Manipulating the kitchen group took time, but stopping the kitchen also needed a little patience. Unlike kerosene stoves (twist the wick to turn off the fire) or gas stoves (turn the knob to turn off gas), the gasification process occurs directly on the oil surface in the body of the stove, so the user must disconnect the oil supply line and let the gas flow. Burn all the oil in the stove. If you deliberately turn off the stove forcibly, the smoke and oil vapor in the kitchen will rise a lot, posing a danger to health and fire safety.
Advertising Waste Oil Stove – Super Saving Waste Oil Stove on Facebook
For a long time in the world, there have been many researches on burning waste oil as well as equipment using waste oil as fuel to save costs and reduce harm to the environment caused by the treatment of waste oil. properly… However, these types of furnaces are mainly used for heating factories, burning garbage, metallurgy… but few people use them for cooking in the family. And despite being advertised as smokeless and non-toxic, consumers should note the following points:

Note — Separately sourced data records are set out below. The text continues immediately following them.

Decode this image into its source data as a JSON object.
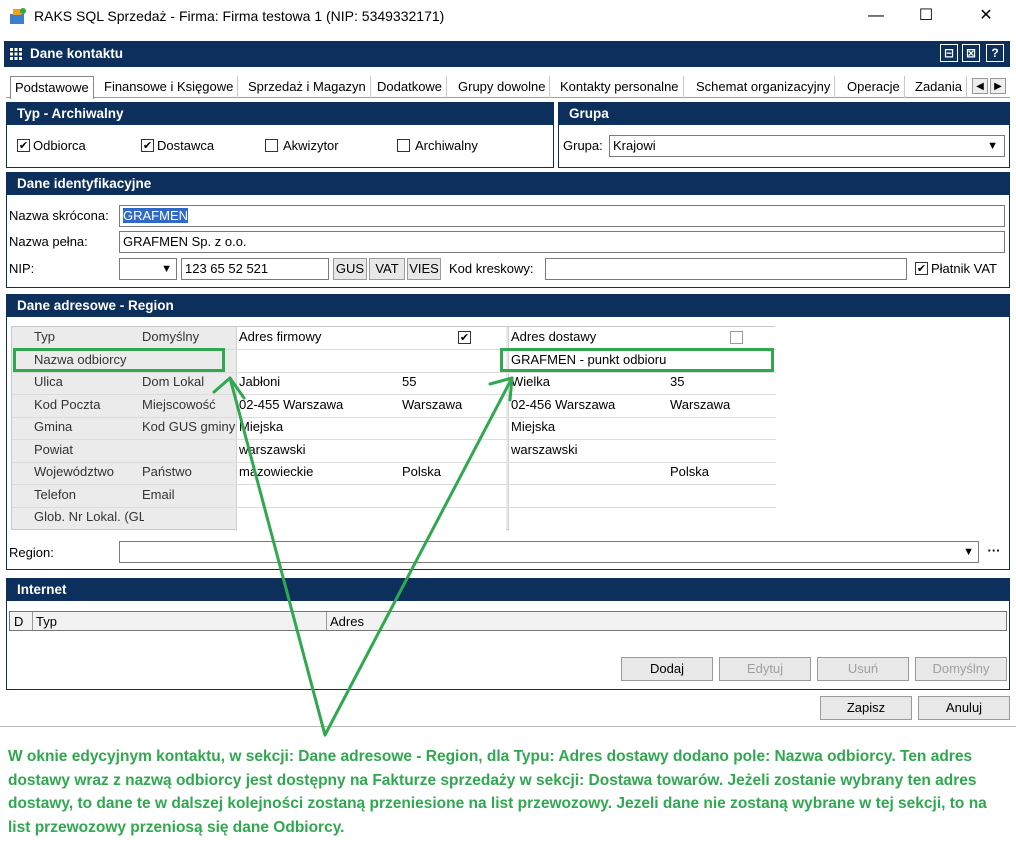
{
  "window": {
    "title": "RAKS SQL Sprzedaż - Firma: Firma testowa 1  (NIP: 5349332171)",
    "minimize": "—",
    "maximize": "☐",
    "close": "✕"
  },
  "dialog": {
    "title": "Dane kontaktu",
    "header_buttons": [
      "⊟",
      "⊠",
      "?"
    ]
  },
  "tabs": [
    "Podstawowe",
    "Finansowe i Księgowe",
    "Sprzedaż i Magazyn",
    "Dodatkowe",
    "Grupy dowolne",
    "Kontakty personalne",
    "Schemat organizacyjny",
    "Operacje",
    "Zadania"
  ],
  "typ": {
    "title": "Typ - Archiwalny",
    "checkboxes": [
      {
        "label": "Odbiorca",
        "checked": true
      },
      {
        "label": "Dostawca",
        "checked": true
      },
      {
        "label": "Akwizytor",
        "checked": false
      },
      {
        "label": "Archiwalny",
        "checked": false
      }
    ]
  },
  "grupa": {
    "title": "Grupa",
    "label": "Grupa:",
    "value": "Krajowi"
  },
  "ident": {
    "title": "Dane identyfikacyjne",
    "short_label": "Nazwa skrócona:",
    "short_value": "GRAFMEN",
    "full_label": "Nazwa pełna:",
    "full_value": "GRAFMEN Sp. z o.o.",
    "nip_label": "NIP:",
    "nip_value": "123 65 52 521",
    "gus": "GUS",
    "vat": "VAT",
    "vies": "VIES",
    "barcode_label": "Kod kreskowy:",
    "vat_payer_label": "Płatnik VAT",
    "vat_payer_checked": true
  },
  "address": {
    "title": "Dane adresowe - Region",
    "rows": [
      {
        "l1": "Typ",
        "l2": "Domyślny",
        "a": "Adres firmowy",
        "b": "",
        "c": "Adres dostawy",
        "d": ""
      },
      {
        "l1": "Nazwa odbiorcy",
        "l2": "",
        "a": "",
        "b": "",
        "c": "GRAFMEN -  punkt odbioru paczek",
        "d": ""
      },
      {
        "l1": "Ulica",
        "l2": "Dom  Lokal",
        "a": "Jabłoni",
        "b": "55",
        "c": "Wielka",
        "d": "35"
      },
      {
        "l1": "Kod  Poczta",
        "l2": "Miejscowość",
        "a": "02-455 Warszawa",
        "b": "Warszawa",
        "c": "02-456 Warszawa",
        "d": "Warszawa"
      },
      {
        "l1": "Gmina",
        "l2": "Kod GUS gminy",
        "a": "Miejska",
        "b": "",
        "c": "Miejska",
        "d": ""
      },
      {
        "l1": "Powiat",
        "l2": "",
        "a": "warszawski",
        "b": "",
        "c": "warszawski",
        "d": ""
      },
      {
        "l1": "Województwo",
        "l2": "Państwo",
        "a": "mazowieckie",
        "b": "Polska",
        "c": "",
        "d": "Polska"
      },
      {
        "l1": "Telefon",
        "l2": "Email",
        "a": "",
        "b": "",
        "c": "",
        "d": ""
      },
      {
        "l1": "Glob. Nr Lokal. (GLN)",
        "l2": "",
        "a": "",
        "b": "",
        "c": "",
        "d": ""
      }
    ],
    "region_label": "Region:",
    "region_ellipsis": "···"
  },
  "internet": {
    "title": "Internet",
    "col_d": "D",
    "col_typ": "Typ",
    "col_adres": "Adres",
    "add": "Dodaj",
    "edit": "Edytuj",
    "remove": "Usuń",
    "default": "Domyślny"
  },
  "footer": {
    "save": "Zapisz",
    "cancel": "Anuluj"
  },
  "annotation": "W oknie edycyjnym kontaktu, w sekcji: Dane adresowe - Region, dla Typu: Adres dostawy dodano pole: Nazwa odbiorcy. Ten adres dostawy wraz z nazwą odbiorcy jest dostępny na Fakturze sprzedaży w sekcji: Dostawa towarów. Jeżeli zostanie wybrany ten adres dostawy, to dane te w dalszej kolejności zostaną przeniesione na list przewozowy. Jezeli dane nie zostaną wybrane w tej sekcji, to na list przewozowy przeniosą się dane Odbiorcy.",
  "colors": {
    "header": "#0c2f5c",
    "annotation": "#2fa84f"
  }
}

1. About the origin:
All types of waste oil stoves sold in Vietnam are of “domestic” origin, and we have not found any information related to Japanese technology as advertised.
2. About health safety:
– Starting the initial fire and putting out the fire after cooking, both produce black smoke and smell because the temperature in the kitchen is not high enough to ignite the oil vapors.
– The input fuel composition is not uniform due to collection from many sources, industrial waste oils contain many toxic impurities.
– The wind pressure caused by the slug fan of several tens of W is not enough to disperse the oil droplets, so the burning takes place incompletely and the oil vapor will stick to the pot as well as the food when cooking. No one knows what impact the use of this waste oil stove will have on human health in the long run.
– There has not been any certificate or analysis of the exhaust gas composition of the stove to confirm that this stove is “non-toxic”. If only based on “no smoke, no smell” and concluded that it is not toxic, it is dangerous, because CO gas (born when burning honeycomb charcoal) is also odorless but its consequences for With human health and life, everyone understands.
3. Regarding fire safety:
– The stove uses liquid fuel and produces petrochemicals, but the structure of the stove does not have any safety mechanism to prevent fire or explosion or fuel leakage. Therefore, the use of waste oil stoves has many potential risks of unsafe fire prevention and fighting.
In the following article, we will compare the difference between cooking a gas stove and a waste oil stove with a difference of up to 10 times as advertised!